Differential diagnosis centers around melanoma in situ and benign nevi or melanosis, both of which are rare on the penis. Postinflammatory hyperpigmentation also may confuse the clinical presentation but lacks the dark pigmentation observed in melanocytic neoplasia.

Treatment
Treatment usually is partial penectomy with possible inguinal lymph node dissection. Mapping is performed in some cases. Local treatment of melanoma in situ, with 0.5-cm borders, has been performed with some success.

Outcome
Because of the advanced stage at presentation, prognosis for most patients is poor, regardless of treatment. Survival for more than 2 years is extremely rare. In a series of 9 patients (2 with lymph node metastases), 7 died of disease, most within 2 years. However, 2 were alive 2 and 14 years after treatment.

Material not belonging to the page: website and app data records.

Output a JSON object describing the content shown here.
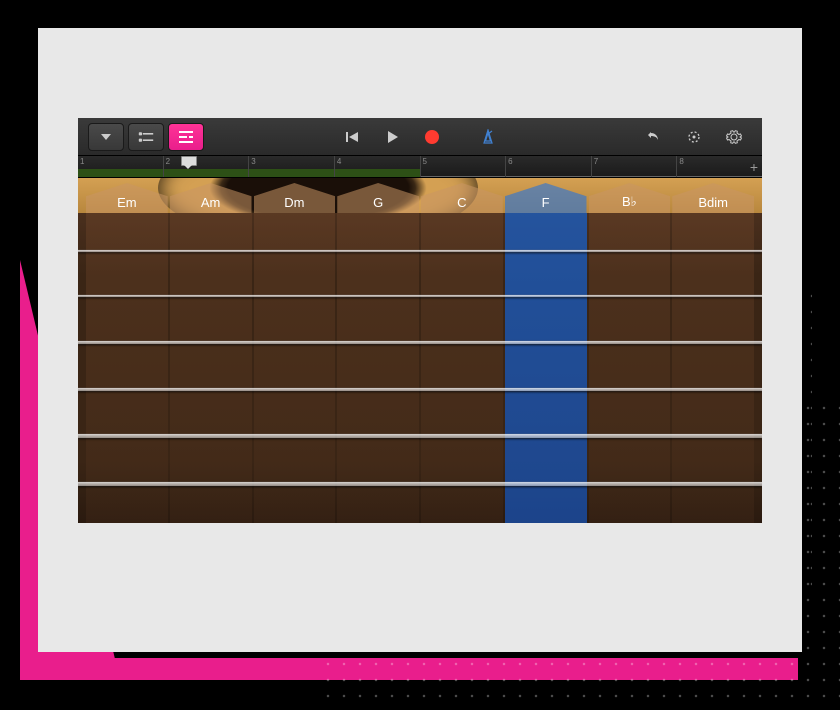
{
  "toolbar": {
    "browser_label": "browser",
    "view_tracks_label": "tracks",
    "view_chord_label": "chord-strips",
    "rewind_label": "rewind",
    "play_label": "play",
    "record_label": "record",
    "metronome_label": "metronome",
    "undo_label": "undo",
    "master_label": "master-effects",
    "settings_label": "settings"
  },
  "ruler": {
    "bars": [
      "1",
      "2",
      "3",
      "4",
      "5",
      "6",
      "7",
      "8"
    ],
    "add_label": "+"
  },
  "chords": [
    "Em",
    "Am",
    "Dm",
    "G",
    "C",
    "F",
    "B♭",
    "Bdim"
  ],
  "selected_chord_index": 5,
  "strings_count": 6
}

KAPOSI SARCOMA

Introduction
Although it once was a rare neoplasm of the lower extremities in older Mediterranean men, Kaposi sarcoma (see Kaposi Sarcoma) has increased in incidence 7000-fold in the HIV/AIDS era. Now, Kaposi lesions often are a presenting symptom that heralds the onset of AIDS in individuals infected with HIV.

Pathophysiology
While the original form rarely was seen in the genital area, currently 20% of men with HIV and Kaposi sarcoma have genital involvement, and 3% of men positive for HIV present with Kaposi sarcoma of the genitalia. Association of this vascular tumor with herpesvirus infection has now been documented in HIV and non-HIV forms of disease.

Clinical presentation/diagnosis
Kaposi sarcoma tends to present on the genitalia as small violaceous-to-tan macules or papules but may eventually coalesce to form plaques. Occasionally, ulceration occurs, and complications can include lymphatic or urethral obstruction.

Differential diagnosis
In even more rare circumstances, other vascular tumors present on the penis and scrotum. Rare cases of angiosarcoma have been reported, but they are the exception when compared to Kaposi sarcoma of the same area. Benign hemangiomas can occur but usually are identified readily by the gross appearance of a smaller, unchanging macule or papule.

Treatment
While no cure has been identified, care is centered on limiting potential complications (obstruction) or cosmetic treatment. Intralesional chemotherapeutics, radiation therapy, and local tissue destruction by cryotherapy or laser therapy have been used with varying success.

Outcome
While no cure currently is known, the use of multidrug regimens to treat patients who are HIV-positive has led to increased patient survival and an increasing desire for local and cosmetic control of this tumor.